Romande Energie opens a Smart Lab on EPFL's campus
With its new Smart Lab, Romande Energie – the leading electricity supplier in French-speaking Switzerland – aims to create a skills center for leveraging data to enhance energy systems. The Lab is the latest step in a longstanding partnership between the power utility and EPFL.
The energy industry is undergoing unprecedented change. Renewable energy sources are transforming the way electricity is being generated and distributed, while the ballooning amount of data being collected – and the new systems for processing it – are creating an array of new opportunities. So it is only logical that power companies are teaming up with research institutes to develop solutions for addressing these challenges. One example is Romande Energie’s new Smart Lab at EPFL’s Innovation Park. The Lab, which was inaugurated today, is destined to become a major skills center and marks an important milestone in the partnership between the two organizations.
Romande Energie first joined forces with EPFL in 2010 to develop and install colored, translucent solar panels equipped with Grätzel cells on one side of the SwissTech Convention Center. Other ambitious R&D projects followed. In the spring of 2015, Romande Energie unveiled Switzerland’s largest urban solar power station with a surface area of 15,500 m2, located at EPFL. In addition to supplying electricity to the campus, the power station also serves as a test bench for researchers studying innovative systems for using renewable energy more efficiently and feeding it into power grids. The solar power station was developed by Romande Energie and EPFL’s Distributed Electrical Systems Laboratory (DESL) in association with the Canton of Vaud and Li-ion battery manufacturer Leclanché. It can generate and store solar energy and distribute it optimally based on peaks in demand.
A virtual power plant designed for an entire city
The Smart Lab will employ four to six people working on an even more ambitious project for Romande Energie: REel-DEMO, which aims to develop a demonstrator of a power grid in local equilibrium. “We will test a decentralized control system for the grid at Rolle and Onnens.
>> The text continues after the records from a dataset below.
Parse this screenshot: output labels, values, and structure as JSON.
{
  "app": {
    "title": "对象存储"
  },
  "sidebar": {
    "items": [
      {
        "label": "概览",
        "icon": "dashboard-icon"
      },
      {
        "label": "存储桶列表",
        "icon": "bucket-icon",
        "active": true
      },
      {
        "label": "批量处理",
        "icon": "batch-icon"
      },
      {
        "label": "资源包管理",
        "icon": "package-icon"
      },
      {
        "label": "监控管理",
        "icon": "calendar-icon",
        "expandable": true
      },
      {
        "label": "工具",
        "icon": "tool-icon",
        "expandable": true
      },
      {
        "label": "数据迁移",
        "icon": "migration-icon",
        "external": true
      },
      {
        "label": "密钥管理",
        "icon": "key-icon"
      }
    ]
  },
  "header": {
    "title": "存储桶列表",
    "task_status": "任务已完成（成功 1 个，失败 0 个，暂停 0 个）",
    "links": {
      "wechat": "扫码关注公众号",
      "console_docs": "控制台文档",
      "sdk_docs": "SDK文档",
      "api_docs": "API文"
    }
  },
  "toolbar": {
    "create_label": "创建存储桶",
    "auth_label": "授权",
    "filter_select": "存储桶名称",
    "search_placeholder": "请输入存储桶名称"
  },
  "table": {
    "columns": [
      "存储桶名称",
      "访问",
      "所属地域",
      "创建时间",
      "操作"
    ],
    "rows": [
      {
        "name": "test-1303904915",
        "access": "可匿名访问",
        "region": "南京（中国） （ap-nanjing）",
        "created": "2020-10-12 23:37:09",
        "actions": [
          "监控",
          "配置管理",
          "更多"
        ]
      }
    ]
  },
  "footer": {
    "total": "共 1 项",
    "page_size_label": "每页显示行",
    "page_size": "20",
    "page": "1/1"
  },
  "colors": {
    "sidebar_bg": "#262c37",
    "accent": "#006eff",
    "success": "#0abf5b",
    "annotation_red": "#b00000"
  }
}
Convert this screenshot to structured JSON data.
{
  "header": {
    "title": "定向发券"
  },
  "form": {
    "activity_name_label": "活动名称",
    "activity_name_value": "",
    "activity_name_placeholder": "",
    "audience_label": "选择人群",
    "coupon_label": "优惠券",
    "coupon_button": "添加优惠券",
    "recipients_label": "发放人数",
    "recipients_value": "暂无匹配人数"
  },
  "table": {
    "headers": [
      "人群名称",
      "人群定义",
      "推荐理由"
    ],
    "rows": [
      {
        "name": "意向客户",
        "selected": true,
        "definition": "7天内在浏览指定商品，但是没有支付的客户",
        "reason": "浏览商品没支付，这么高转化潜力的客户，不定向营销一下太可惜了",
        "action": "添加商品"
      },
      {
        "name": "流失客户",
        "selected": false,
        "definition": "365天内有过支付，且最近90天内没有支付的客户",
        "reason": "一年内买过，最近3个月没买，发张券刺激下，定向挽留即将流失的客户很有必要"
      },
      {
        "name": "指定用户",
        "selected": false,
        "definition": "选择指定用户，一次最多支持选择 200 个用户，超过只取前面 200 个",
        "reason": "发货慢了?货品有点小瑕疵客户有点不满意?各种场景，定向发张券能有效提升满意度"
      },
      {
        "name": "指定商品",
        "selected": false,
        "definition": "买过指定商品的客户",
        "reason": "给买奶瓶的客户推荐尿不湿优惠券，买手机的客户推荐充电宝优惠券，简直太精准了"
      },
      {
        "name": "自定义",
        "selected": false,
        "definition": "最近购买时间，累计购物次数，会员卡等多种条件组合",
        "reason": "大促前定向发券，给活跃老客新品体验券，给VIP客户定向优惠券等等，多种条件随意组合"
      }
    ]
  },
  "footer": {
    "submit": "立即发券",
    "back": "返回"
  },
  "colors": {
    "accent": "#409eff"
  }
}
That will require maximizing the use of renewable energy and managing all local power generation and consumption, as well as storage,” says Mario Paolone, a professor at DESL. “It’s the same ‘virtual power plant’ concept that we use at EPFL, but with a lot more variables and constraints.” The methods and technologies were developed at the Swiss Competence Center for Energy Research (SCCER-Furies) headed by Paolone. The REel-DEMO project has received funding from the Swiss Federal Office of Energy thanks to its innovative nature and potential impact.
For EPFL, the Smart Lab will open the door to research in the promising fields of microgrids and smart grids, as well as smart living – which involves smart systems for managing electricity use and heating in buildings – and smart working, which involves connected objects. Engineers will also develop technology for managing power distribution on demand and leveraging data to enhance energy systems. “Our dream is to have a nationwide power grid fueled entirely by renewable energy,” says Paolone.
An incubator for leveraging energy data
Romande Energie will use the Smart Lab as an incubator for all opportunities related to making better use of energy data. The goal is to identify, assess and subsequently demonstrate the value of new business models, with a view to incorporating them into the company’s operations. The development work will take place in association with staff at Romande Energie as well as outside experts. “We are reaching a turning point in our industry. The increasing digitization of our business and the growing use of data are changing the scope of our day-to-day operations. We are in an exciting period of rapid development,” says Edgar Haldimann, head of the Smart Lab.